The second most amplified hashtag, #11S, also related to the FemXarxa movement. This hashtag served the same purpose as #FemXarxa: an attempt to unify Catalans in advance of a pro-independence march on September 11. Additionally, some users employed the #11S hashtag to commemorate the 1714 Siege of Barcelona.

The third most amplified hashtag was #USVolemACasa. Users of the hashtag demanded the release (or the “return home,” more literally) of Jordi Cuixart and Jordi Sanchez, two Catalan pro-independence leaders. On October 16, 2017, Cuixart and Sanchez were jailed on charges of sedition.

Official website of the hashtag #USVolemACasa. (Source: USVolemACasa/archive)

Fifty seven of the accounts in the dataset were created on December 12, 2018, just five months ahead of Spain’s general election. The single account creation date suggested that these accounts were operating as part of the same network.

Signs of Foreign Interference

The breakdown of tweets according to the time posted suggested that some of the accounts in the dataset had posted in multiple languages other than Catalan. Furthermore, many of the accounts posted Catalan content in 2018, in the leadup to the Spanish general election in April 2019.

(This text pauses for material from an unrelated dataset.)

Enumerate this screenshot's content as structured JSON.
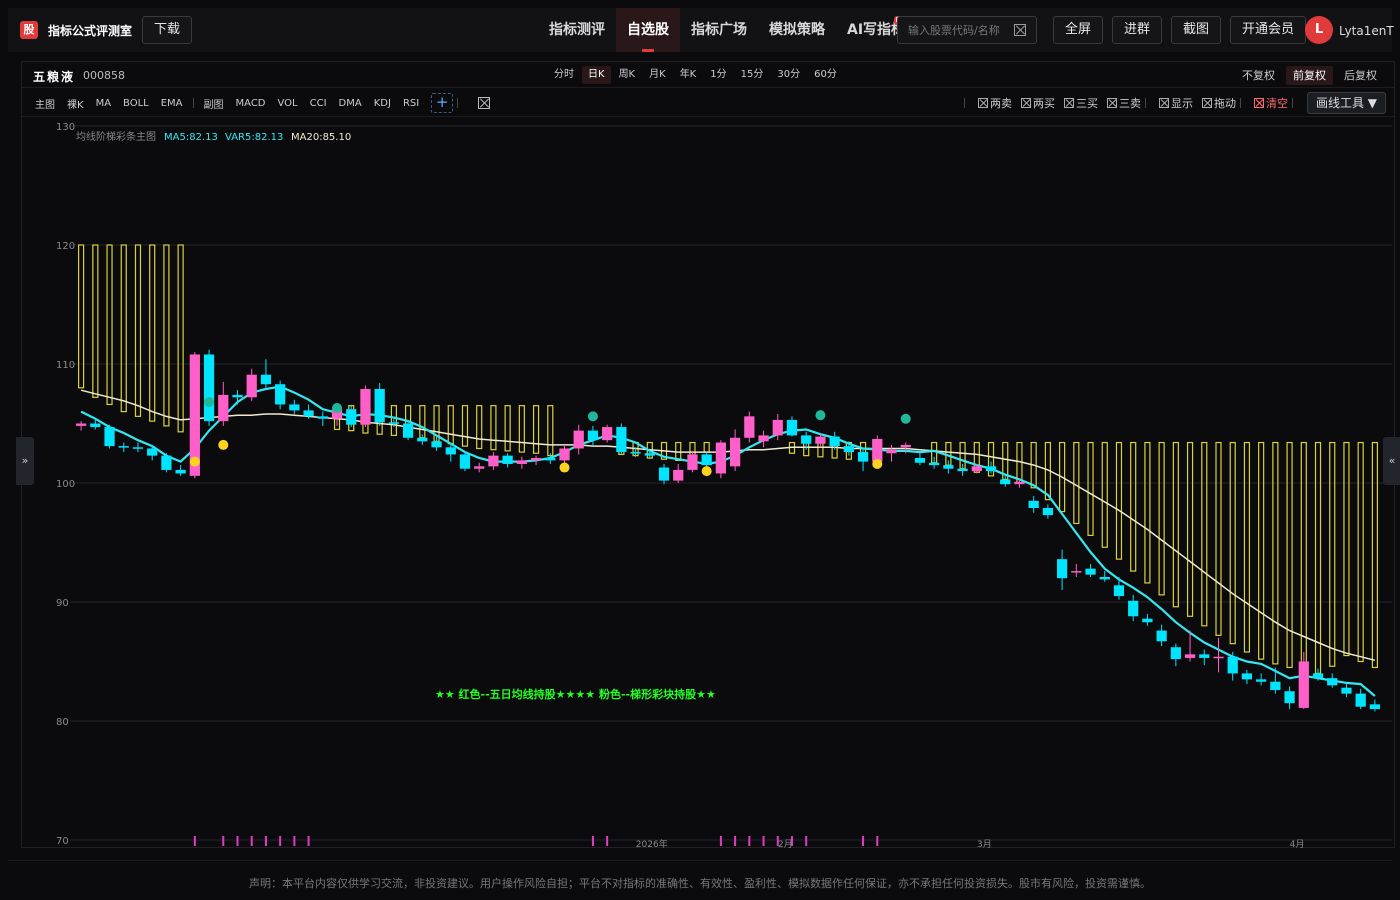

Tweets in different languages suggested that some of the accounts started posting Catalan content close to the April 2019 Spanish general election. The orange indicates tweets in an unidentified language according to Twitter. (Source: @KaranKanishk/DFRLab)

Breaking down the tweets according to language suggested that, in addition to Catalan, some of the tweets were in Spanish and Portuguese as well. “Und” tweets are unidentified tweets, which contained text that Twitter did not recognize as one of its 34 languages.

Gantt chart for tweets in different languages showed more content was posted in Spanish and Portuguese. (Source: @KaranKanishk/DFRLab)

In addition, the DFRLab found that several of these accounts had Russian display names.

Accounts from the dataset with Russian display names that focused on Catalonia. (Source: Twitter)

In November 2017, the Daily Beast reported that inauthentic Venezuelan and Russian accounts were responsible for a flood of content on Twitter related to the Catalan independence movement.

Sorting the accounts according to their “account language,” which users set themselves, revealed that the Spanish and Catalan accounts had the most reach in the dataset, while the Russian accounts had virtually zero.

Spanish and Catalan accounts had the highest number of followers of all the accounts in Twitter’s dataset. Meanwhile, Russian accounts had a very low number. (Source: @KaranKanishk/DFRLab)

Evidence of Mobilization

Line graph of the number of accounts created by day for those included in the dataset; 57 accounts were created on December 12, 2017. (Source: @KanishkKaran/DFRLab)

In addition to hashtags, the accounts also amplified several URLs.

The URLS retweeted by the accounts in the dataset. (Source: @KaranKanishk/DFRLab)

The most retweeted URL was, which linked to a website dedicated to the National Day of Catalonia, an annual festival that commemorates the 1714 Siege of Barcelona. Pro-independence Catalans increasingly mark the holiday with protests.

Logo of (Source: Assemblea/archive)

App clients used for tweeting and retweeting tweets in the dataset. (Source: @KaranKanishk/DFRLab)

Data on the app clients used to tweet and retweet the posts in the dataset indicated that, for the most part, the accounts did not use automation applications. Two automation apps, Botize and IFTTT, did appear in the data, but their use was limited to fewer than 100 tweets each.

Follow along for more in-depth analysis from our #DigitalSherlocks.